But the movie takes its time building up to this. First we get the story of how Parker met Elvis, hearing him sing over the radio and then going to see him perform. Elvis had a way of moving on the stage, girating and throwing his legs and hips out, shaking to the music in a way that nobody had ever seen before. There’s one scene in particual where Lurhman shows this, as Parker observes the young singer for the first time, and watching every girl in the crowd lose it, is actually a rush. You see, these girls aren’t just screaming. They’re trying to hold back their screams, trying to contain themselves, and they just can’t. Pretty soon Parker is sinking his hooks into Elvis, spying on Elvis with his parents, learning secrets about the family, like how Elvis had a twin brother who died and now the mom says to him that he’s got the strength of two men in him. Parker says that exact same thing to Elvis when the mother is in earshot, hoping she will think it is fate, that Parker said that. It’s just one small example of how manipulative this guy is.

 

The movie follows Elvis from being one of the low-billed members of Parker’s act to being the only one in the act at all. We see this by watching Elvis’ name move up the poster, through montage, further and further, until suddenly the whole poster is of him. And once he is Parker’s only client, that’s when the real fun starts. First, it’s the government, wanting to put an end to Elvis’ moves and going after Parker in order to do it. They use what they know about the corrupt manager and his fake identity and they threaten him with it. And so Parker manipulates Elvis into changing his act, dressing and singing and moving differently, and when that doesn’t work, he convinces the boy to join the army. It’s either that or be arrested, Parker tells him. When really the truth is it would be Parker, not Elvis, who would be the one going to jail or deported.

 

In the second half of the movie, Elvis starts standing up to Parker more and more, hiring a private PR company to help him change his act. Their first outing with him is on the set of a Christmas special that Parker has arranged for him to do, where Elvis decides to not sing any Christmas songs at all. This naturally throws the producers into a fit, and it’s up to Parker to do damage control. But the big conflict comes with Vegas. Elvis has always been spending lavishly and has no one to blame for that beside himself. But when he goes to tell Parker that they are ready to go their separate ways with business, Parker has one more trick up his sleeve. He proposes the new International Casino as a place where Elvis can perform and have anything he ever wants, free of charge. The hotel will pick up all of the expenses for the show. And Elvis only has to perform there for six weeks, before he can take his show all over the world. That’s what Parker tells Elvis. But then as soon as the hotel manager mentions keeping Elvis there longer, Parker doesn’t hesitate to write out a contract on a napkin and put it into action.

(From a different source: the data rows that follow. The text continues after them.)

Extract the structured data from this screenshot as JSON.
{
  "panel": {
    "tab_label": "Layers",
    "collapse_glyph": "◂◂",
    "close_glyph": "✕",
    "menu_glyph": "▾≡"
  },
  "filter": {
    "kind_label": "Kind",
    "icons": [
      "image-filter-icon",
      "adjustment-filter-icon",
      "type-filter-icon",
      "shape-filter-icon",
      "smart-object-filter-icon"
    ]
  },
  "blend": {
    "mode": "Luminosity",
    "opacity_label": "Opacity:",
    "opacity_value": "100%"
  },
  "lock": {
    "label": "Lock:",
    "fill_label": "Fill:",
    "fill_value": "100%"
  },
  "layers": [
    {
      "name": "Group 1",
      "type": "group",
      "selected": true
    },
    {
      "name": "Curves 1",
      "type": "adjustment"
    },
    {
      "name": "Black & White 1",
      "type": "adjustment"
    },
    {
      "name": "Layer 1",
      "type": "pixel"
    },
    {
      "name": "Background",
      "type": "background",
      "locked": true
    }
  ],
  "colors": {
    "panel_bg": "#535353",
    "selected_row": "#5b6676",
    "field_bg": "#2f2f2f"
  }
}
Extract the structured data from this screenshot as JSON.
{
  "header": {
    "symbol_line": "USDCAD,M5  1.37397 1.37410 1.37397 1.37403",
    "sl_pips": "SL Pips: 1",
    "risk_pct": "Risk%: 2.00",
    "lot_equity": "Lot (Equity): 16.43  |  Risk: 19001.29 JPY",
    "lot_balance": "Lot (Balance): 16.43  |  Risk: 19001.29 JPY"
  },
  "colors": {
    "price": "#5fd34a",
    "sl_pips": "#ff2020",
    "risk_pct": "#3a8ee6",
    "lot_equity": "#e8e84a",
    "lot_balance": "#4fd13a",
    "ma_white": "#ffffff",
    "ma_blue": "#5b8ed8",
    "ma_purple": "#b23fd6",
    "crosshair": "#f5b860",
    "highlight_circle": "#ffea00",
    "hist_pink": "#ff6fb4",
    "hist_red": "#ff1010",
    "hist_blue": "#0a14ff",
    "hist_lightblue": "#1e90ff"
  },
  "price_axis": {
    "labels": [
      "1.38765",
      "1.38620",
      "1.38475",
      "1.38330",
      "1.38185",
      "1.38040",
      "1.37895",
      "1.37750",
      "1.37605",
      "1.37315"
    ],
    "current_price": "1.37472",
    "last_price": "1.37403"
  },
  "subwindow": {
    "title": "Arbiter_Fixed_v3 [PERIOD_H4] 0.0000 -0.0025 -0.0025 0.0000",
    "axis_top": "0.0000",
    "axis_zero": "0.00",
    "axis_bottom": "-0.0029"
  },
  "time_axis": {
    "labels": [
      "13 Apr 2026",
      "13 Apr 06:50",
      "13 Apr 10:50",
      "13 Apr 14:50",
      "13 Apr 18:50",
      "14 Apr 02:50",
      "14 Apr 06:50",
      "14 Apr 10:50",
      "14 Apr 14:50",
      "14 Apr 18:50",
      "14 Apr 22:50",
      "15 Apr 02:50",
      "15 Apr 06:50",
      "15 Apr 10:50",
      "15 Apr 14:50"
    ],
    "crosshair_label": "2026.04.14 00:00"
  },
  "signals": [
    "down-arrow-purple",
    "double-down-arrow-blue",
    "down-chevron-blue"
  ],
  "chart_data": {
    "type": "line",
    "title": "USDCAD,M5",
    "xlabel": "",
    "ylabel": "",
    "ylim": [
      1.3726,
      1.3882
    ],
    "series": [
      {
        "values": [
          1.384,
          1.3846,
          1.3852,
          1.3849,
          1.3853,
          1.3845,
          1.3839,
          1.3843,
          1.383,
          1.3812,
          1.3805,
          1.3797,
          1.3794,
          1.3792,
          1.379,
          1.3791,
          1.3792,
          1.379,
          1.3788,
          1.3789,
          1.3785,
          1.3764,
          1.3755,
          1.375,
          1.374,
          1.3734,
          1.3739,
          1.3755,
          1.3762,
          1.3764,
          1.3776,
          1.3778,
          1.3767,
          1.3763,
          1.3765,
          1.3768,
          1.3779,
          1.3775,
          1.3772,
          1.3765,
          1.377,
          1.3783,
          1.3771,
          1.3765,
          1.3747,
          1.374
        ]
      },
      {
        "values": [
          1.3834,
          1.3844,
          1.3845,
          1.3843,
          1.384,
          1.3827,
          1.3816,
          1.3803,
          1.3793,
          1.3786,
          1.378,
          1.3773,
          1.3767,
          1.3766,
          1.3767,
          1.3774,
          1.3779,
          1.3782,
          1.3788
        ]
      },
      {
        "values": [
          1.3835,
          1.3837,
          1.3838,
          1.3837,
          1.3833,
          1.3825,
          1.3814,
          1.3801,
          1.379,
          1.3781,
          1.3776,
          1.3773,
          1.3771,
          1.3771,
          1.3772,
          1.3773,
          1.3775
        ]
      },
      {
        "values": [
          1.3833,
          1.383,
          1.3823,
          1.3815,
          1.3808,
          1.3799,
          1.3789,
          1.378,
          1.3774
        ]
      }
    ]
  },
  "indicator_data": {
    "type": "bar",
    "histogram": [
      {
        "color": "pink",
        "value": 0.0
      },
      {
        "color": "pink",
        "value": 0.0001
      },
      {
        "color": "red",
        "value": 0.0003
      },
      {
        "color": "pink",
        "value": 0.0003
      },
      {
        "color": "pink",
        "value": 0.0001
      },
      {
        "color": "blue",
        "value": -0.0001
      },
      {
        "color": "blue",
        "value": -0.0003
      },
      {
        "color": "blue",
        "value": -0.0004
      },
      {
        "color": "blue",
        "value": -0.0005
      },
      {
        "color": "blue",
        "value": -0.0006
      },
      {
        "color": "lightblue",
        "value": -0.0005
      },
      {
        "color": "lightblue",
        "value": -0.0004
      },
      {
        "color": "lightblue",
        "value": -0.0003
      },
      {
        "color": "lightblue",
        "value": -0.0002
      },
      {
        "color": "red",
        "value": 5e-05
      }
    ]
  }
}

Seeing the movie told from the manipulative, corrupt angle is very intriguing. It’s not what you would expect from a biopic about such a famous and celebrated icon. If only the movie were a little shorter, this one could have been a masterpiece.